Which could take up to an hour, we were told.
Which I refused to let the goon squad from TLC do. I mean, seriously? It was okay for my friend and I but there was no way was I going to allow three disabled, fragile elderly folk stand on the sidewalk in Brooklyn, waiting for another van. We were going to wait in this van, thank you very much, where we were mostly safe and somewhat warm.
To my surprise, the TLC Goon Squad backed down.
Ah, the power of the little plastic white collar.
While we were waiting in the car, I was amazed by the resignation of the elderly to their plight. I mean, they were grateful for my intervention on their behalf and for my friend's righteous, fiery indignation (The song 'Ain't gonna let nobody turn me around' was written with her in mind), but they would have done what they were told to do.

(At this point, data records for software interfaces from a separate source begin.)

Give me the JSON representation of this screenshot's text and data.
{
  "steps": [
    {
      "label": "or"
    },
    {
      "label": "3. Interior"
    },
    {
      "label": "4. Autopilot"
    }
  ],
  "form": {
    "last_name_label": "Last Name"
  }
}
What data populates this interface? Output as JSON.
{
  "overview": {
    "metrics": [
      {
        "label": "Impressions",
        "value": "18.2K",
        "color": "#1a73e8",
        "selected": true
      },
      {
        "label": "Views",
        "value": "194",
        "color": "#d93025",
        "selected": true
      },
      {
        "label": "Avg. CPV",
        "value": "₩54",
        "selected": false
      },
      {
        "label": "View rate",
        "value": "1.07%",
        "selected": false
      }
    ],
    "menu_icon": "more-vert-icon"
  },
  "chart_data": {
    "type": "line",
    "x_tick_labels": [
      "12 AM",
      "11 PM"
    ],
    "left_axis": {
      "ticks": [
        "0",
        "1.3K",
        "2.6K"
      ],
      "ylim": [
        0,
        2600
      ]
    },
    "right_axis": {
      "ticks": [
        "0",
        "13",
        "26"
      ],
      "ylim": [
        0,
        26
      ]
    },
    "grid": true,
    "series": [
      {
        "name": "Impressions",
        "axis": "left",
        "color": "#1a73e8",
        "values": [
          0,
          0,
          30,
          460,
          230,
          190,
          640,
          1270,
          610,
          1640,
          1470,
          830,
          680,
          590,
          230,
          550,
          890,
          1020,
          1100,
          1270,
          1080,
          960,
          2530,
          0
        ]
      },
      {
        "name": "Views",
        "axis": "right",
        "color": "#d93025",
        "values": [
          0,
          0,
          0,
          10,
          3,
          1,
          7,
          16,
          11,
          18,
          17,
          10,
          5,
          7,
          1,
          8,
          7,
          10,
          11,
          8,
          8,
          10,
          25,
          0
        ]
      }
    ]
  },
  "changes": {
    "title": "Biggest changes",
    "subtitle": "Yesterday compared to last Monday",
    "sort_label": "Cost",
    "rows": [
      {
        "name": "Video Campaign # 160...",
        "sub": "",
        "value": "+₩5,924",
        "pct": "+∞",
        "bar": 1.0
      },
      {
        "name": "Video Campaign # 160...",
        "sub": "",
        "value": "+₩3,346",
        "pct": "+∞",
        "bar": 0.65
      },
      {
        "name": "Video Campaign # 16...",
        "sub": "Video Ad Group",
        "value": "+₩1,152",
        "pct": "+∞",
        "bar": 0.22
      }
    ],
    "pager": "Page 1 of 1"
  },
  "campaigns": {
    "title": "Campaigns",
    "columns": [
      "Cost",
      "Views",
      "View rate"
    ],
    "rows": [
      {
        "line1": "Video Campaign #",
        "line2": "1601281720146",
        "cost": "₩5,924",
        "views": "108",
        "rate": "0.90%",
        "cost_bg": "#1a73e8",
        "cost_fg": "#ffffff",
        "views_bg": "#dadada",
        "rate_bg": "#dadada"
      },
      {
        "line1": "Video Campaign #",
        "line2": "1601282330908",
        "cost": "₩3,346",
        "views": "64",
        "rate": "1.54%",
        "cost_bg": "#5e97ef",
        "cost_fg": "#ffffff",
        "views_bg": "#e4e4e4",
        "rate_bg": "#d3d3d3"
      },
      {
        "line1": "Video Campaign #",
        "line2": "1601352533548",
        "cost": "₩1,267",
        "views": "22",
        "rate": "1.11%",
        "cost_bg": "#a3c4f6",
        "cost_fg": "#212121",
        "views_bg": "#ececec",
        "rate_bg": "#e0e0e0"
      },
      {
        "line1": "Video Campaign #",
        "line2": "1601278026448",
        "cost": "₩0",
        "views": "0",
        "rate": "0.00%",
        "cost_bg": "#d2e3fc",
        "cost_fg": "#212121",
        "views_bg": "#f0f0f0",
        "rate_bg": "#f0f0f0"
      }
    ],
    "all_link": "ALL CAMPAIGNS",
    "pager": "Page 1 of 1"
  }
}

One of the passengers was a woman named 'Flora'. Originally from Cuba, she had lived in Miami for many years and then moved to the South Bronx 25 years ago when her husband lost his job and then they moved when he found work in New York.
She sighed as she said that she wasn't planning on getting home much before 1 AM. I said that that was outrageous and the TLC Goon Squad ought to be ashamed of themselves.
She sighed and said, "Bell, jew know, we all gonna get to heaben someday, honey. Annn, dey gonna see me der and I gonna see dem der and dey gonna be ashamed and, even dough dey be in heaben, it gonna be a little bit of hell for dem, right der."
|the Rev' d Winnie Varghese's Institution |
I laughed as she said, "Jes, Jes. Is true! Is true! See, we all gonna get to heaben. It's juss dat some of us, we gonna fly up der sideways."
It's a wonderful image, don't you think?
I think my friend Flora is right: We're all going to fly up to heaven. Some of us will ascend directly and some of us will fly up sideways.
Either way, it will be great fun.
I think my little six year old friend at St. Mark's in the Bowery is also right: I think the most fun is to fly while you can while you're here on earth.
The Episcopal Church has instituted two new rectors, both of whom 'fly' very differently from the other, but both have their eyes fixed firmly on Jesus. Both are working hard to help usher in more and more of the justice of the Realm of God here on earth.
If you felt a slight movement in the cosmos this weekend, perhaps now you'll understand.
Sideways or straight up, the world is about to turn.
Because, you know, we - in The Episcopal Church, anyway - ain't got time to die.
Glory to God!